There are probably many ways to catch a monkey in the wild. One of the most effective is insidious in its simplicity.
The hunter gets a coconut and bores a small, cone shaped hole in its shell, just large enough to allow a monkey to squeeze its paw inside. The hunter drains the coconut, ties it down, puts a piece of orange inside, and waits. Any monkey that comes by will smell the orange, put its paw inside the coconut to grab the juicy treat, and become trapped in the process. Capturing the monkey doesn’t depend on the hunter’s prowess, agility, or skill. Rather. It depends on the monkey’s tenacious hold on the orange, a stubborn grip that renders it blind to a simple, lifesaving option: opening its paw.
Make no mistake: the hunter doesn’t trap the monkey. The monkey’s abiding tendency to stick firmly to its decision, ignore evidence to the contrary, and never question its actions is the trap that holds it captive.
Our beliefs have the power to catapult us forward. They also have the power to keep us where we are, tied to our beliefs. How we behave or react in a situation is very often an outcome of our beliefs. They can be so deep rooted that many a times we may not even be aware of them, like Plato’s allegory of the cave.
Not surprising then that we tend to follow the same rituals in the classroom or in our lives the way we have always done even though there seem to be growing evidence against its benefits with changing times. When a new idea is suggested, the oft repeated comment is, ‘but we do it this way’ or ‘we have always done it this way.’
For example, daily timetable of a school. The design of which was created many years back to support the teaching and learning at that period of time. Yet, we want to use the same structure, but have the desire to implement strategies that are more relevant and should be used to suit the learning needs of students today. For example, a 30 or 40 minute lesson (which is the case in many schools) is not very suitable for project based learning or inquiry based learning. The school does not want to increase the span of the lesson because ‘that is how the day is structured’ and ‘it would disrupt everything’. Here, the span of the period or lesson dictates the teaching and learning experience. A typical case of the tail wagging the dog.
Another one? Lesson observations. Why is it used to evaluate teaching? Why not learning? If the students learn and are able to use their knowledge to solve real world problems or issues in their context then the teaching has been good.

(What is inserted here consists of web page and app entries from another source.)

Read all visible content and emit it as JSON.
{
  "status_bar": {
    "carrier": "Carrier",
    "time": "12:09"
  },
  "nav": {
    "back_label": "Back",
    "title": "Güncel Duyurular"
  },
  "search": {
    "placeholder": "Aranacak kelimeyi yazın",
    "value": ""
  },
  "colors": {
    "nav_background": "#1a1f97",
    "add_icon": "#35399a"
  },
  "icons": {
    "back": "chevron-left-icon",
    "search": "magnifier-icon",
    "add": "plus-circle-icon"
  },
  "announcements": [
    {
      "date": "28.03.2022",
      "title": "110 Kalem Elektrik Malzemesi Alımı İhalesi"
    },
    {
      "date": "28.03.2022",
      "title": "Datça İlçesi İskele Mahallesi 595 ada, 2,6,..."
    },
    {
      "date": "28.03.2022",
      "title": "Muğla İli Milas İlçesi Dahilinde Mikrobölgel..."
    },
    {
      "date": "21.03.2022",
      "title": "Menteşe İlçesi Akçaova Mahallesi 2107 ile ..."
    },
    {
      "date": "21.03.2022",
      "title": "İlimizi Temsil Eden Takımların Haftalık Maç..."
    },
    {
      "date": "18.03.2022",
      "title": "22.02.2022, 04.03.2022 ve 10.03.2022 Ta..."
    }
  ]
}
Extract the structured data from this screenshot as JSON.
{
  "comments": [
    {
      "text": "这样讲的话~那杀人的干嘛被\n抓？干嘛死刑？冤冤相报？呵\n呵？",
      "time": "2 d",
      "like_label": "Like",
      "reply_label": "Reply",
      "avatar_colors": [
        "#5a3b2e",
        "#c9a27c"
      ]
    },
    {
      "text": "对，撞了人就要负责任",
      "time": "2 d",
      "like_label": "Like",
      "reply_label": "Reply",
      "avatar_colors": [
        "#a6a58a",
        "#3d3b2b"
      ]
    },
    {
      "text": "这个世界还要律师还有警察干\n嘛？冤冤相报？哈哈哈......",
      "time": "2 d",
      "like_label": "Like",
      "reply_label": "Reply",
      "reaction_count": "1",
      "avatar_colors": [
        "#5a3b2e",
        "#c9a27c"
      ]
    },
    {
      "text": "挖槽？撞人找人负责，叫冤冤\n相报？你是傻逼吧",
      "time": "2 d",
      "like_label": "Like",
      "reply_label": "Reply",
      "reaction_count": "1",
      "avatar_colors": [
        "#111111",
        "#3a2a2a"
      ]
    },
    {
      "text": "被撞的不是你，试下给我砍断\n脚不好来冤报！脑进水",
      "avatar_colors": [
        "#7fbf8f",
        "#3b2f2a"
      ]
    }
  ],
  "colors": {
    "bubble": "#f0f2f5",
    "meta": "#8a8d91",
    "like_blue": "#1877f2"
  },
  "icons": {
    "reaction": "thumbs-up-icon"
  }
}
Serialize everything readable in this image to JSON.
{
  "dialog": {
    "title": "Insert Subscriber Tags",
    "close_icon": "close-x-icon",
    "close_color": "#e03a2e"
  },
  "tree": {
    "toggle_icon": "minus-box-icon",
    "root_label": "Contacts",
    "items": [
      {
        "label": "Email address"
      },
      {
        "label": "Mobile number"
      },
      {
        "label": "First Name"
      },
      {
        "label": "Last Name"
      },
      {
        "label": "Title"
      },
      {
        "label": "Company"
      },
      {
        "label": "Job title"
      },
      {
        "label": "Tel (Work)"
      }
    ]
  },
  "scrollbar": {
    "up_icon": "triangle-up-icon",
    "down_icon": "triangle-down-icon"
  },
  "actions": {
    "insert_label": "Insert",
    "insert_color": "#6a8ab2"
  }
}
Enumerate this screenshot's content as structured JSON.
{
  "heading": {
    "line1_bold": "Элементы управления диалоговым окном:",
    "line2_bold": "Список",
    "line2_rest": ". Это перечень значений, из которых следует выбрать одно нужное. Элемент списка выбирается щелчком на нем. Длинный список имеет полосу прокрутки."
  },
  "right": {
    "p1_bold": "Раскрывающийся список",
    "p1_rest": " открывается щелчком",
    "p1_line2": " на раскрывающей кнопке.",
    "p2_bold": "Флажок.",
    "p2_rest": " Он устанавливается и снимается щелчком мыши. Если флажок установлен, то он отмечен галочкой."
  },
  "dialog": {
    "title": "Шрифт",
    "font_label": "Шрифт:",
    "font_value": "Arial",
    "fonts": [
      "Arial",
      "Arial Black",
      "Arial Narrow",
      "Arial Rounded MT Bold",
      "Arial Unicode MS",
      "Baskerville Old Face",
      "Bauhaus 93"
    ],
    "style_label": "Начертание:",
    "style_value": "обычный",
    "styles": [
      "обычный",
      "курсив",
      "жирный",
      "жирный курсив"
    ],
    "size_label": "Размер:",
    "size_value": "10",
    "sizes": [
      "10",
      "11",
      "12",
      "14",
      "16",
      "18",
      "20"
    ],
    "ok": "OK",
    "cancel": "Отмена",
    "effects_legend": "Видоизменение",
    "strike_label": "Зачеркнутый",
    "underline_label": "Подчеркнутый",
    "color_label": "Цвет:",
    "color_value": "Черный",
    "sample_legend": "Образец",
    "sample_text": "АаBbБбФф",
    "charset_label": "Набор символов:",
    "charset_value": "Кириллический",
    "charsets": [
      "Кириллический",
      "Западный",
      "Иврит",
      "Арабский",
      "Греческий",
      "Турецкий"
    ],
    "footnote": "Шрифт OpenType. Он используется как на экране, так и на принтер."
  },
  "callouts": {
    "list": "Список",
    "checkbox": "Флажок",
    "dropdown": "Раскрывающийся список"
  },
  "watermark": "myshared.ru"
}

But if we were to focus only on evaluating teaching then lesson observations will continue to be used as a tool to evaluate a teacher leading to no real benefit to students because what is being evaluated here is perhaps a couple of lessons for which the teacher has anyways ‘prepared’.
Next year is around the bend.
Don’t let the deadly hold of your beliefs paralyze you, your thinking and action.
Let the year ahead be one of fearless experimentation.